In a press released issued Aug. 18, Gebolys stated, “Houston is the logical choice for World Energy’s Aviation Zero plant two. Not only does our positioning here provide unparalleled finished-product access but provides tremendous access to global feedstocks, emerging sources of low-carbon hydrogen, and even access to captured carbon to advance commercialization of innovative new processes for the production of SAF. We’ve been operating here in various capacities nearly two decades and we recognize why Houston is the beating heart of America’s energy complex.”
The conversion projects in Houston and Paramount will get World Energy more than halfway to meeting its commitment to produce 1 billion gallons of SAF by 2030, five years ahead of schedule.

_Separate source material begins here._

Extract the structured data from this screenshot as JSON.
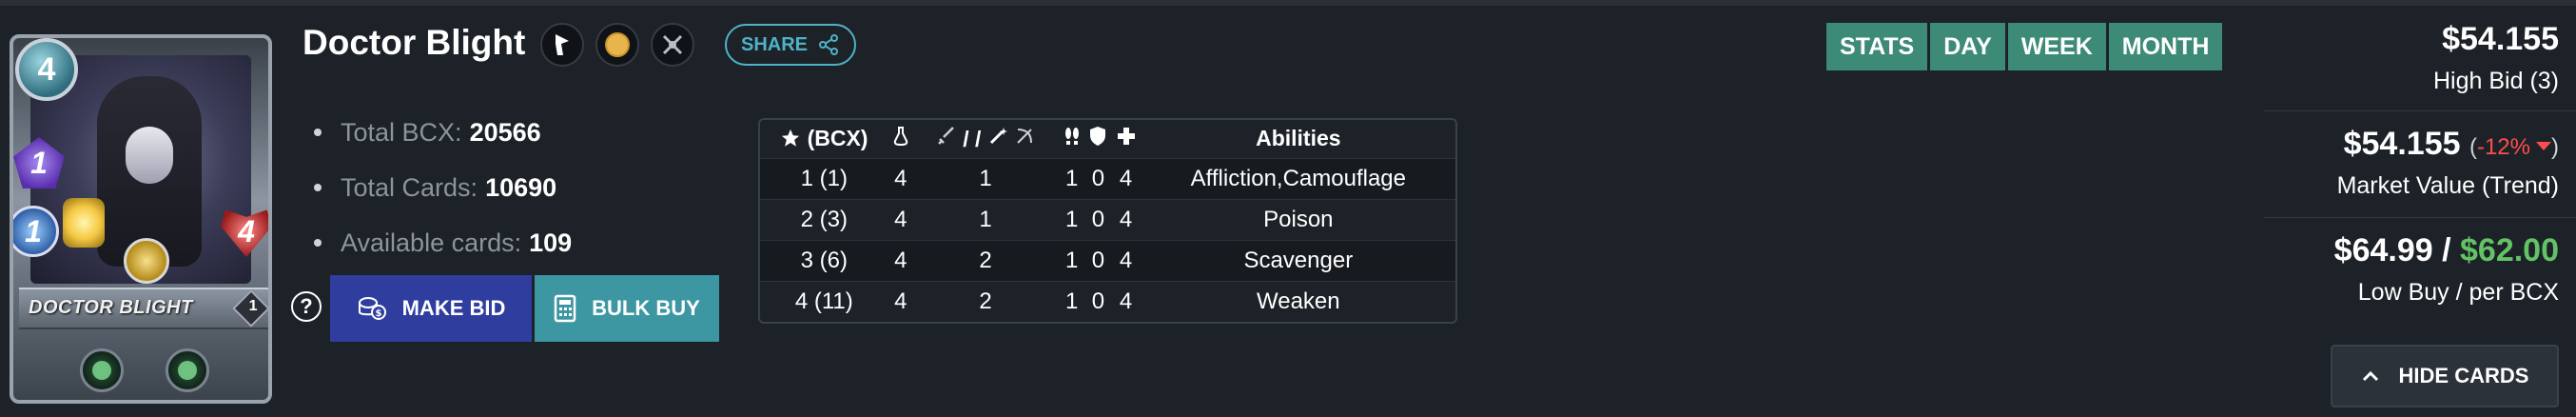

The recently signed Inflation Reduction Act provides a new SAF tax credit beginning next year through 2024, ranging from $1.25 to $1.75 per gallon, based on greenhouse-gas (GHG) reductions. The biodiesel tax credit, valued at $1 per gallon, was also extended through 2024. From 2025-’27, a clean fuel production tax credit based on GHG-emissions reductions will be instated.
“Obviously, the legislation coming out in the Inflation Reduction Act has been critical for us to make the move,” Gebolys told Biobased Diesel Daily. “We’ve been working on this for a couple of years, but the timing is right regardless of the legislation passing. We’re doing it not because of the public incentives in the legislation, but because our customer base needs us to do it. But the incentives are very supportive of causing a real transition in net-zero aviation.”

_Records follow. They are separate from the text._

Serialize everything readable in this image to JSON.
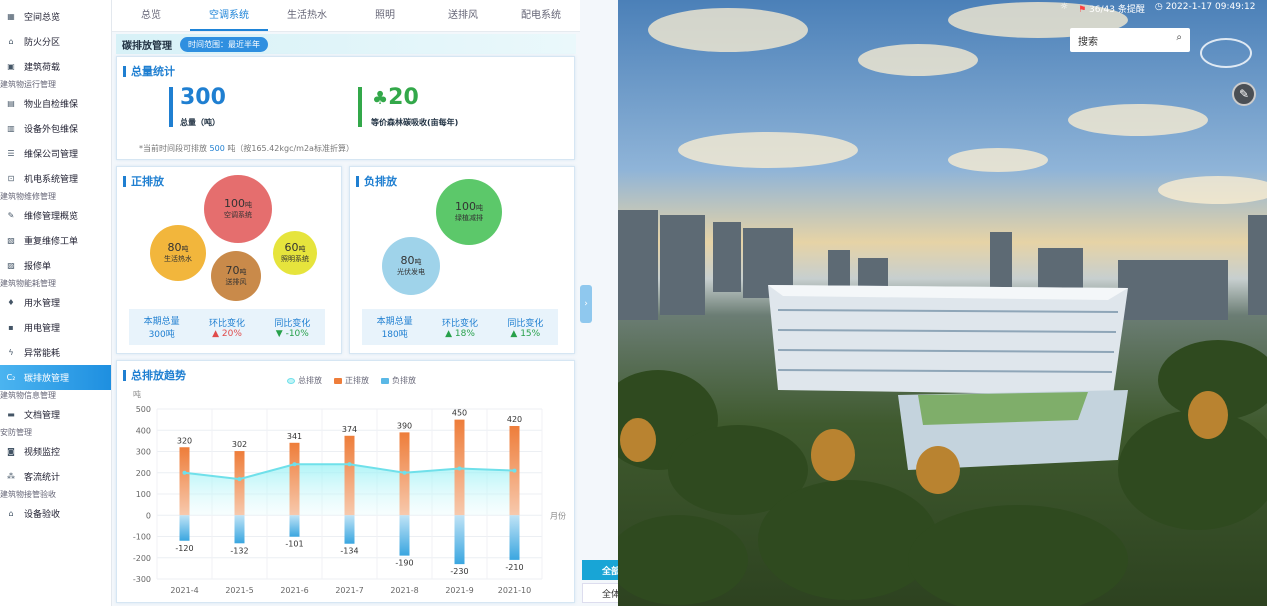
{
  "sidebar": {
    "entries": [
      {
        "type": "item",
        "label": "空间总览",
        "icon": "grid-icon",
        "glyph": "▦"
      },
      {
        "type": "item",
        "label": "防火分区",
        "icon": "home-icon",
        "glyph": "⌂"
      },
      {
        "type": "item",
        "label": "建筑荷载",
        "icon": "building-icon",
        "glyph": "▣"
      },
      {
        "type": "group",
        "label": "建筑物运行管理"
      },
      {
        "type": "item",
        "label": "物业自检维保",
        "icon": "clipboard-icon",
        "glyph": "▤"
      },
      {
        "type": "item",
        "label": "设备外包维保",
        "icon": "box-icon",
        "glyph": "▥"
      },
      {
        "type": "item",
        "label": "维保公司管理",
        "icon": "list-icon",
        "glyph": "☰"
      },
      {
        "type": "item",
        "label": "机电系统管理",
        "icon": "car-icon",
        "glyph": "⊡"
      },
      {
        "type": "group",
        "label": "建筑物维修管理"
      },
      {
        "type": "item",
        "label": "维修管理概览",
        "icon": "wrench-icon",
        "glyph": "✎"
      },
      {
        "type": "item",
        "label": "重复维修工单",
        "icon": "order-icon",
        "glyph": "▧"
      },
      {
        "type": "item",
        "label": "报修单",
        "icon": "form-icon",
        "glyph": "▨"
      },
      {
        "type": "group",
        "label": "建筑物能耗管理"
      },
      {
        "type": "item",
        "label": "用水管理",
        "icon": "drop-icon",
        "glyph": "♦"
      },
      {
        "type": "item",
        "label": "用电管理",
        "icon": "plug-icon",
        "glyph": "▪"
      },
      {
        "type": "item",
        "label": "异常能耗",
        "icon": "lightning-icon",
        "glyph": "ϟ"
      },
      {
        "type": "item",
        "label": "碳排放管理",
        "icon": "co2-icon",
        "glyph": "C₂",
        "active": true
      },
      {
        "type": "group",
        "label": "建筑物信息管理"
      },
      {
        "type": "item",
        "label": "文档管理",
        "icon": "folder-icon",
        "glyph": "▬"
      },
      {
        "type": "group",
        "label": "安防管理"
      },
      {
        "type": "item",
        "label": "视频监控",
        "icon": "camera-icon",
        "glyph": "◙"
      },
      {
        "type": "item",
        "label": "客流统计",
        "icon": "people-icon",
        "glyph": "⁂"
      },
      {
        "type": "group",
        "label": "建筑物接管验收"
      },
      {
        "type": "item",
        "label": "设备验收",
        "icon": "check-home-icon",
        "glyph": "⌂"
      }
    ],
    "top_cut_label": "空间总览"
  },
  "tabs": [
    "总览",
    "空调系统",
    "生活热水",
    "照明",
    "送排风",
    "配电系统"
  ],
  "active_tab": 1,
  "subbar": {
    "title": "碳排放管理",
    "pill": "时间范围：最近半年"
  },
  "total": {
    "title": "总量统计",
    "value": "300",
    "value_label": "总量（吨）",
    "forest_value": "20",
    "forest_label": "等价森林碳吸收(亩每年)",
    "note_prefix": "*当前时间段可排放",
    "note_value": "500",
    "note_suffix": "吨（按165.42kgc/m2a标准折算）"
  },
  "positive": {
    "title": "正排放",
    "bubbles": [
      {
        "value": "100",
        "unit": "吨",
        "label": "空调系统",
        "color": "#e56e6e"
      },
      {
        "value": "80",
        "unit": "吨",
        "label": "生活热水",
        "color": "#f2b63c"
      },
      {
        "value": "70",
        "unit": "吨",
        "label": "送排风",
        "color": "#c98a4a"
      },
      {
        "value": "60",
        "unit": "吨",
        "label": "照明系统",
        "color": "#e6e43c"
      }
    ],
    "stats": {
      "k1": "本期总量",
      "v1": "300吨",
      "k2": "环比变化",
      "v2": "▲ 20%",
      "k3": "同比变化",
      "v3": "▼ -10%"
    }
  },
  "negative": {
    "title": "负排放",
    "bubbles": [
      {
        "value": "100",
        "unit": "吨",
        "label": "绿植减排",
        "color": "#5cc86a"
      },
      {
        "value": "80",
        "unit": "吨",
        "label": "光伏发电",
        "color": "#9fd3ea"
      }
    ],
    "stats": {
      "k1": "本期总量",
      "v1": "180吨",
      "k2": "环比变化",
      "v2": "▲ 18%",
      "k3": "同比变化",
      "v3": "▲ 15%"
    }
  },
  "trend": {
    "title": "总排放趋势",
    "legend": [
      "总排放",
      "正排放",
      "负排放"
    ]
  },
  "chart_data": {
    "type": "bar",
    "categories": [
      "2021-4",
      "2021-5",
      "2021-6",
      "2021-7",
      "2021-8",
      "2021-9",
      "2021-10"
    ],
    "series": [
      {
        "name": "正排放",
        "values": [
          320,
          302,
          341,
          374,
          390,
          450,
          420
        ],
        "color": "#ee7d3a"
      },
      {
        "name": "负排放",
        "values": [
          -120,
          -132,
          -101,
          -134,
          -190,
          -230,
          -210
        ],
        "color": "#5ab8e6"
      },
      {
        "name": "总排放",
        "values": [
          200,
          170,
          240,
          240,
          200,
          220,
          210
        ],
        "color": "#6fe0ea"
      }
    ],
    "ylim": [
      -300,
      500
    ],
    "yticks": [
      500,
      400,
      300,
      200,
      100,
      0,
      -100,
      -200,
      -300
    ],
    "ylabel": "吨",
    "xlabel": "月份"
  },
  "right": {
    "flag_text": "36/43 条提醒",
    "datetime": "2022-1-17 09:49:12",
    "search_placeholder": "搜索",
    "btn_all": "全部",
    "btn_all2": "全体"
  }
}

The disparity in value of the SAF and biodiesel incentives led fuel-retailer groups like NATSO and SIGMA to warn lawmakers before passing the Inflation Reduction Act that such a tax-credit structure would “undercut” and “eliminate” the U.S. biodiesel and renewable diesel market by diverting feedstock away from on-road biobased diesel production and toward SAF manufacturing.
Boston-based World Energy owns biodiesel-production assets in Hamilton, Ontario, Canada; Rome, Georgia; Natchez, Mississippi; Harrisburg, Pennsylvania; Estill, South Carolina; and Houston, Texas.
“The Houston plant has been making biodiesel this year and last year, but we are focused on where we can add the most value,” Gebolys said.
Gebolys was an early biodiesel pioneer, launching his company in 1998 when soybean farmers and their associations dominated the small but growing U.S. market. He went all in on biodiesel against all odds, making a name for himself and establishing what became one of the largest North American biodiesel companies, second in production capacity only to Renewable Energy Group now owned by Chevron.
“I really see our company’s role in the transition to lower-carbon fuels as being a pioneer—one that moves early and aggressively—and SAF is a market in which we need first movers,” he said. “World Energy has been fortunate enough to be that to date.”